To write-off or not to write-off?

BBC One’s ‘Don’t Get Done Get Dom’ and vehicle information expert, HPI, are raising the issue of dodgy repairs to accident damaged cars. The latest programme* revealed that some vehicles, which are repaired and put back on the road, are not always as good as new, impacting its resale value and causing concern for owners.

Senior Consumer Services Manager for, Shane Teskey, explains: “If a car’s been in an accident and needs to be repaired, we urge owners to enlist the help of a professional bodyshop and take photographs of the damage prior to its repair so that they have their own ‘before and after’ records. This will enable them to talk to the repairer and rectify any issues that cause them concern. They should also keep receipts for repair work so that when it comes to selling on the car, they can confidently assure potential buyers that the work has been repaired to the proper standard.  A car that has been involved in an accident is not necessarily a reason for a buyer to ‘walk away’, but it is important that they get the facts and have the car inspected to ensure those repairs are up to scratch.”

Some accident damaged cars are categorised as a ‘Total Loss’ by the insurer – otherwise known as an insurance write-off.  All vehicles that are written off are put in to one of four categories, depending on the level of its condition. The categories include cars that can be repaired and returned to the road, or ones that are recommended to be totally scrapped and never allowed back on the road again. It is not illegal to repair or return ‘written off for salvage’ vehicles back to the road as long as the seller declares the facts and provides evidence that the car has passed a Vehicle Identity Check (VIC)**.

Teskey continues, “One in 33 vehicles checked by HPI in 2013 was an insurance total loss or a ‘write-off’.  Category A and B write-offs are only good for scrap and should never be returned to the road. However, some sellers will patch up these cars for sale in an effort to disguisea write-off as a good buy. It’s all too easy to be taken in by shiny paintwork and a low price, but it could be hiding a multitude of faults that haven’t been fixed properly. Unscrupulous vendors will sell a write-off to make a quick profit but if the vehicle is not properly repaired any price is too high.

“The HPI Check confirms whether a vehicle has been written off, helping buyers make safe and informed decisions before they part with their cash. We also recommend that anyone looking to buy a car that has been declared an insurance write-off should seek to have it inspected by a suitably qualified individual.”

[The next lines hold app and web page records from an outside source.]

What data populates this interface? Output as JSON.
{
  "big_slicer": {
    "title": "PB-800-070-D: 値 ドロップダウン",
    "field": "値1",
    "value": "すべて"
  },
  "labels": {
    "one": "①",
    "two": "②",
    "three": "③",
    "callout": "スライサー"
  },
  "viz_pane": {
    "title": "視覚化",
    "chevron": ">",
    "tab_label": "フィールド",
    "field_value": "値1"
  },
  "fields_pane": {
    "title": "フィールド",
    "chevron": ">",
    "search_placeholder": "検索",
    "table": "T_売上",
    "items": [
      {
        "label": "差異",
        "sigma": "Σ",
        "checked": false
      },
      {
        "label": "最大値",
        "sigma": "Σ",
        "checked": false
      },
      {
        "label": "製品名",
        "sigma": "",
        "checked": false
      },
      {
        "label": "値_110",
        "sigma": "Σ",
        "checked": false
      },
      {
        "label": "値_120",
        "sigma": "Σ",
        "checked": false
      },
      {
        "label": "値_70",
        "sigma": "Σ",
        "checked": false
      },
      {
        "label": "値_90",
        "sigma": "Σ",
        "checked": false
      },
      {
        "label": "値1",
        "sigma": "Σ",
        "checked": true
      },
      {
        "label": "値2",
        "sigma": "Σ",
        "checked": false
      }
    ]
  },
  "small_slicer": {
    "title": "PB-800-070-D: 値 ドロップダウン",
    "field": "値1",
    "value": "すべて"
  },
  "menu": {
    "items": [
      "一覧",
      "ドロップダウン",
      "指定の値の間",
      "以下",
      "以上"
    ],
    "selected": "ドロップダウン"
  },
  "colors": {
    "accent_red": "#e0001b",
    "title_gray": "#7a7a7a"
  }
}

Category A Scrap only – i.e. with few or no economically salvageable parts and of value only for scrap metal e.g. total burnouts.  These vehicles should not appear on the road.
Category B Break for spare parts if economically viable.  These vehicles should not reappear on the road.
Category C Repairable total loss vehicles where repair costs exceed the vehicle’s pre-accident value.
Category D Repairable total loss vehicles where repair costs do not exceed the vehicle’s pre-accident value.

 *Broadcast on Thursday 10th April


‘HPI’ and the HPI logo are registered trademarks of HPI Limited.

(1) All prices include VAT and are correct as of 2nd January 2014
(2) Mileage Data is not covered by The HPI Guarantee
An edited press information e-mail received on 14th April 2014

April 2014